December 18 (BTA) - Ivan Geshev took the oath of office as Bulgaria's new Prosecutor General at the Grand Hall of Sofia's Palace of Justice on Wednesday. With his hand on the official copy of the Constitution kept at the National Assembly, Geshev swore to accurately apply the laws, discharge his duties guided by his conscience and inner convictions, be impartial, objective and fair, contribute to enhancing the prestige of the profession and respect official secrets.

Having signed the oath sheet, he thanked everybody who supported him in recent months.

Geshev expressed confidence that the prosecution service will become more open and will be sensitive to people's problems and concerns. "I know that it will be difficult and hard but the price is worth it," he said, adding that the price is a better State committed to the rule of law.

"I may walk slow but never backwards," the new Prosecutor General said at the end of his statement, quoting Abraham Lincoln. He added a quotation from Bulgarian national hero Vassil Levski: "What we need is actions, not words."

Later on, Geshev was approached by the media for comment on a discussion on the part of the Constitution regulating the judiciary, which has been initiated by President Rumen Radev. The Prosecutor General said that he will state his position on the matter when the subject of the debate becomes clear and that after the New Year he will form an advisory board of prominent legal experts who will be consulted.
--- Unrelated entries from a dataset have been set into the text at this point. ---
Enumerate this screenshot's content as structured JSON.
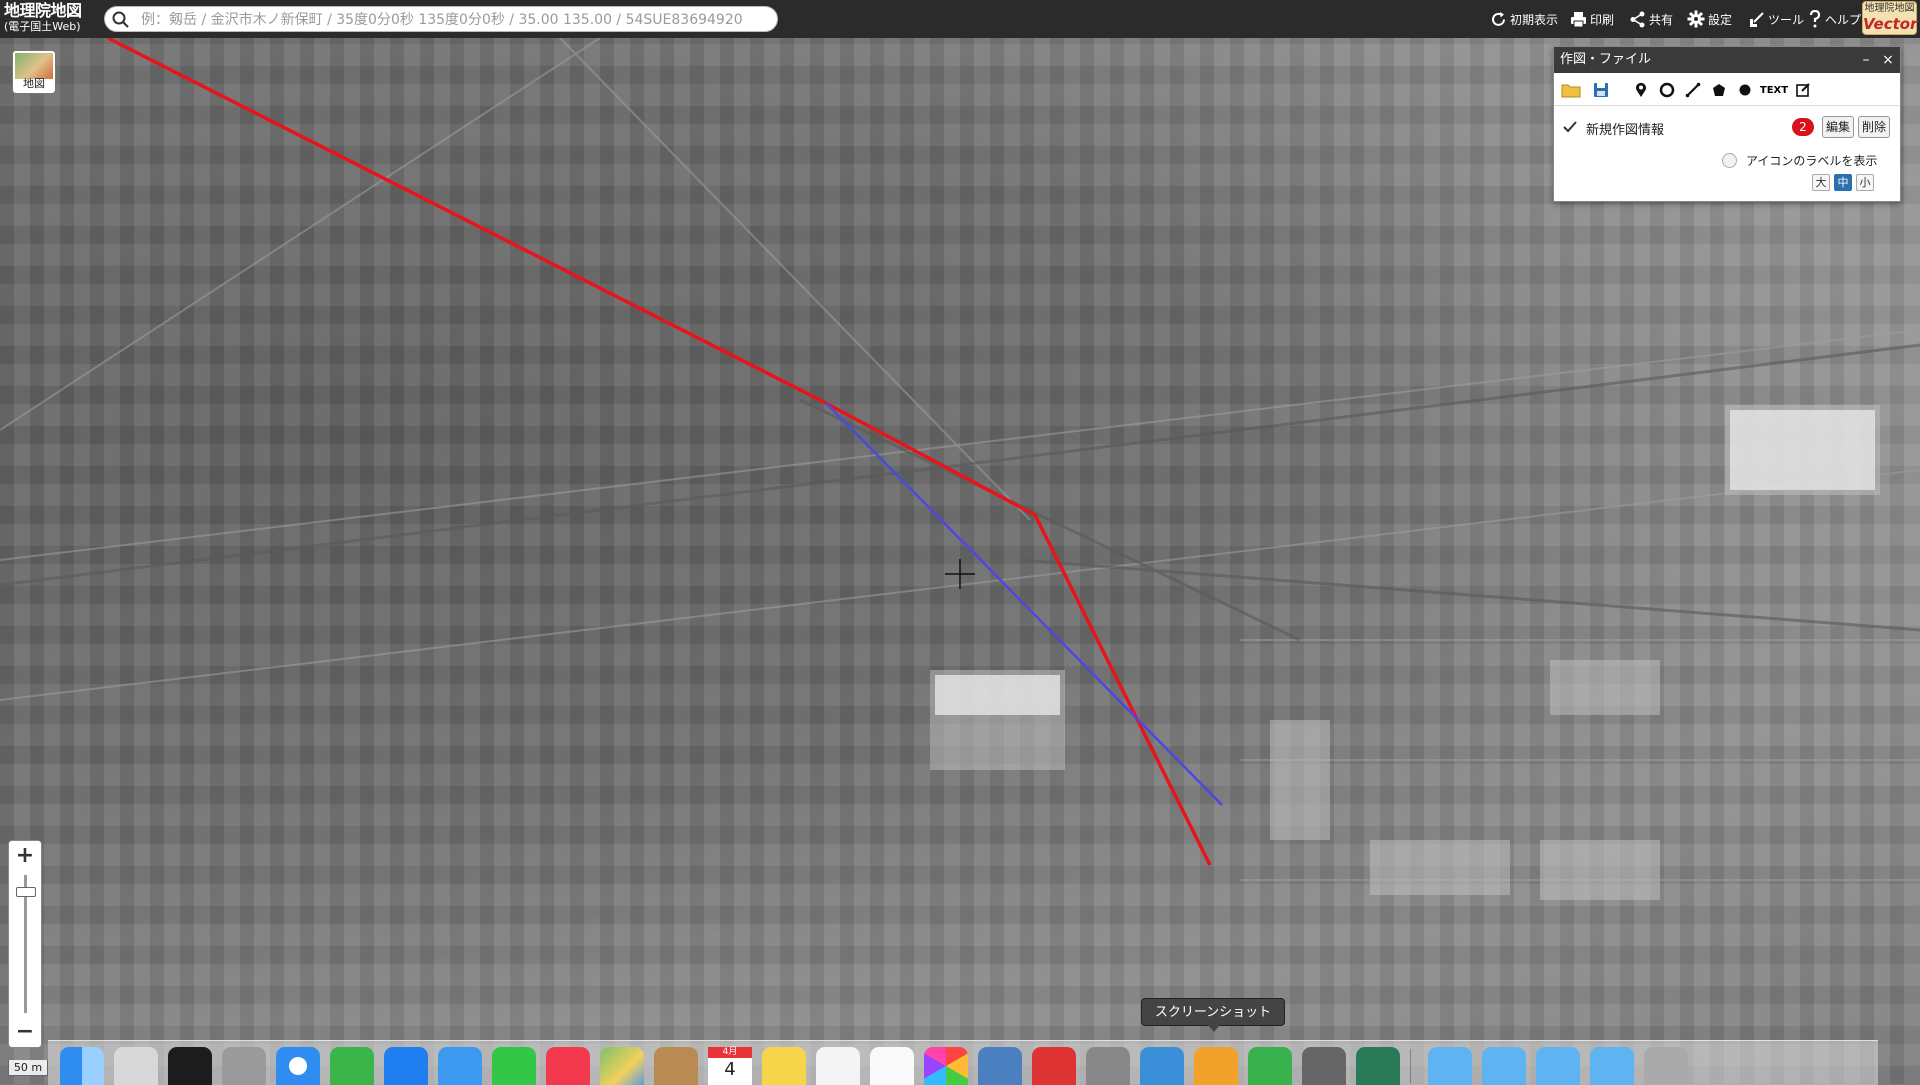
{
  "header": {
    "logo_main": "地理院地図",
    "logo_sub": "(電子国土Web)",
    "search_placeholder": "例：剱岳 / 金沢市木ノ新保町 / 35度0分0秒 135度0分0秒 / 35.00 135.00 / 54SUE83694920",
    "buttons": [
      {
        "label": "初期表示",
        "icon": "refresh-icon"
      },
      {
        "label": "印刷",
        "icon": "printer-icon"
      },
      {
        "label": "共有",
        "icon": "share-icon"
      },
      {
        "label": "設定",
        "icon": "gear-icon"
      },
      {
        "label": "ツール",
        "icon": "tool-icon"
      },
      {
        "label": "ヘルプ",
        "icon": "help-icon"
      }
    ],
    "vector_line1": "地理院地図",
    "vector_line2": "Vector"
  },
  "layer_button": {
    "label": "地図"
  },
  "panel": {
    "title": "作図・ファイル",
    "minimize": "–",
    "close": "×",
    "text_tool": "TEXT",
    "item_label": "新規作図情報",
    "item_count": "2",
    "edit_label": "編集",
    "delete_label": "削除",
    "show_label_text": "アイコンのラベルを表示",
    "size_large": "大",
    "size_medium": "中",
    "size_small": "小",
    "size_selected": "中"
  },
  "zoom": {
    "in": "+",
    "out": "−"
  },
  "scale": {
    "label": "50 m"
  },
  "tooltip": {
    "text": "スクリーンショット"
  },
  "calendar": {
    "month": "4月",
    "day": "4"
  },
  "colors": {
    "red_line": "#e8141c",
    "blue_line": "#4a4ae0",
    "count_badge": "#d8111b",
    "active_size": "#2b6fb0"
  }
}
In Geshev's words, his term of office will be the hardest because citizens expect fairness and the prosecution service comes under attack from people who are affected or concerned by the law. He has not yet structured the team of his deputies.
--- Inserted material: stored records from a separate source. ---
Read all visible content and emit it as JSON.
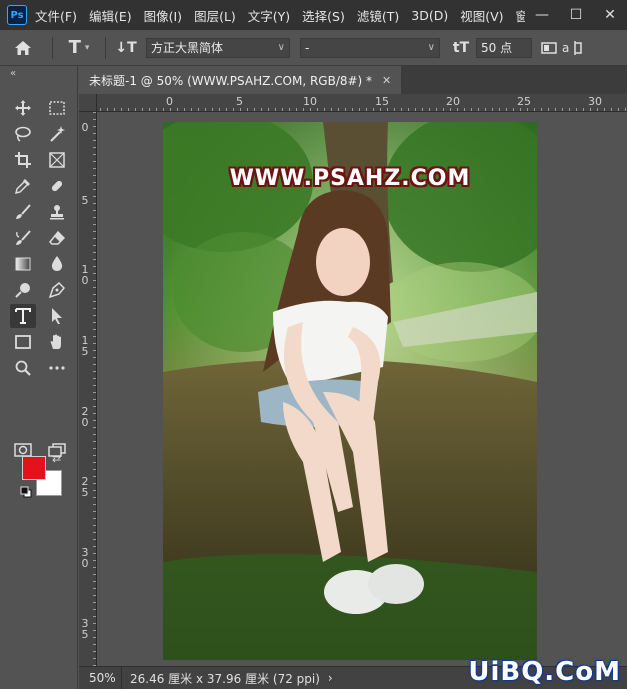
{
  "app": {
    "logo": "Ps"
  },
  "menu": {
    "items": [
      "文件(F)",
      "编辑(E)",
      "图像(I)",
      "图层(L)",
      "文字(Y)",
      "选择(S)",
      "滤镜(T)",
      "3D(D)",
      "视图(V)",
      "窗口(W"
    ],
    "window_controls": {
      "minimize": "—",
      "maximize": "☐",
      "close": "✕"
    }
  },
  "options": {
    "home_icon": "home-icon",
    "type_tool_icon": "T",
    "orientation_icon": "↓T",
    "font_family": "方正大黑简体",
    "font_style": "-",
    "size_icon": "tT",
    "font_size": "50 点",
    "aa_label": "a"
  },
  "tab": {
    "title": "未标题-1 @ 50% (WWW.PSAHZ.COM, RGB/8#) *",
    "close": "✕"
  },
  "ruler": {
    "h_labels": [
      "0",
      "0",
      "5",
      "10",
      "15",
      "20",
      "25",
      "30"
    ],
    "v_labels": [
      "0",
      "5",
      "1\n0",
      "1\n5",
      "2\n0",
      "2\n5",
      "3\n0",
      "3\n5"
    ]
  },
  "canvas": {
    "watermark_text": "WWW.PSAHZ.COM"
  },
  "colors": {
    "foreground": "#e3121c",
    "background": "#ffffff",
    "watermark_stroke": "#6b1413"
  },
  "status": {
    "zoom": "50%",
    "doc_info": "26.46 厘米 x 37.96 厘米 (72 ppi)",
    "arrow": "›"
  },
  "brand_overlay": "UiBQ.CoM",
  "tools": [
    "move-icon",
    "marquee-icon",
    "lasso-icon",
    "magic-wand-icon",
    "crop-icon",
    "frame-icon",
    "eyedropper-icon",
    "healing-icon",
    "brush-icon",
    "stamp-icon",
    "history-brush-icon",
    "eraser-icon",
    "gradient-icon",
    "blur-icon",
    "dodge-icon",
    "pen-icon",
    "type-icon",
    "path-select-icon",
    "rectangle-icon",
    "hand-icon",
    "zoom-icon",
    "more-icon"
  ]
}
Concerning the recommendations of the Venice Commission, Geshev said that some of them make sense but other show inadequate expertise of Bulgarian legislation.

Regarding the Government-proposed amendments institutionalizing an "independent" prosecutor to investigate cases in which the Prosecutor General is implicated, Geshev said that all magistrates are independent and make their decisions on the basis of the law, their inner convictions and the evidence in the case. In his opinion, the term "independent prosecutor" is insulting to the prosecution service.
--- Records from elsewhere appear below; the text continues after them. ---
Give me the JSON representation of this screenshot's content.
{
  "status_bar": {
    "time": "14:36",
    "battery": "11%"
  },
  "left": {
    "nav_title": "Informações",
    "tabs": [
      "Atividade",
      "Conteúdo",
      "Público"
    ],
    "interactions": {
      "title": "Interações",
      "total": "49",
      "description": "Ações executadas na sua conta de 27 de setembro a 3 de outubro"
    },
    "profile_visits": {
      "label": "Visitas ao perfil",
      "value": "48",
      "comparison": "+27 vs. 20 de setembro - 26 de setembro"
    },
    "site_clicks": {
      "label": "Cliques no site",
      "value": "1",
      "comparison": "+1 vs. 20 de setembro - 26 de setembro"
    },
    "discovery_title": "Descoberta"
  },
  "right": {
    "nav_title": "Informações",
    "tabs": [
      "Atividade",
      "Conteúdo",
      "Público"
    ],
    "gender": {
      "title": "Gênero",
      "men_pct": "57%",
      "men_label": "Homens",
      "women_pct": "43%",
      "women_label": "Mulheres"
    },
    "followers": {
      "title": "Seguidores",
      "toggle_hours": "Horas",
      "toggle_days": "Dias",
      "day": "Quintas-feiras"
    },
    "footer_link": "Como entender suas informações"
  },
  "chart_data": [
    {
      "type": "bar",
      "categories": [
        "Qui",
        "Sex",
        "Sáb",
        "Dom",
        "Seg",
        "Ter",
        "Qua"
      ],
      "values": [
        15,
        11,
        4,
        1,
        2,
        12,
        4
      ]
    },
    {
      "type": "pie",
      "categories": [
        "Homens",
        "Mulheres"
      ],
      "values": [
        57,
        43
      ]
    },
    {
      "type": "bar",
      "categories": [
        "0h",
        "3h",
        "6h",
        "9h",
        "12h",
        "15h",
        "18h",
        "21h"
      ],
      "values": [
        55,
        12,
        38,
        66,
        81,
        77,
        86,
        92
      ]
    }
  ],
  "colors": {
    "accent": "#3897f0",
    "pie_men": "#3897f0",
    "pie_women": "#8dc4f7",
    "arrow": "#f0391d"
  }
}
Geshev, 48, was elected Prosecutor General by the Supreme Judicial Council on October 24 and, after President Radev refused to decree his appointment, again on November 14. He was the only candidate for the position. In both cases the vote was 20 in favour and 4 against. Geshev graduated in Law at the Police Faculty of the Higher Institute for Police Officer Training and Scientific Research for the Needs of the Ministry of Interior in 1994 and then worked in Sofia as a police operative (1994-1995), assistant investigating magistrate (1995-1996) and investigating magistrate (1996-2006). He became a prosecutor at the Sofia Regional Prosecution Office in 2006 and was appointed to the Sofia City Prosecution Office in 2012. In July 2016, he was elected head of the Specialized Prosecution Office and has served as Deputy Prosecutor General since July 2018.

Geshev's highly controversial bid was supported by his predecessor Sotir Tsatsarov, the rest of the prosecutors, investigating magistrates and Interior Ministry personnel. They argued that he was the first member of the prosecutors community to get the top job, for which he was fully qualified. Geshev's opponents, which included a reform-minded minority in the SJC and in the judges community, lawyers and NGOs, insisted that he was professionally and morally unfit for office because of his law training at the Interior Ministry Academy, a career with the police and the investigative service, and gross disregard for fundamental principles of democracy like the separation of powers. RI/LG


Source: Sofia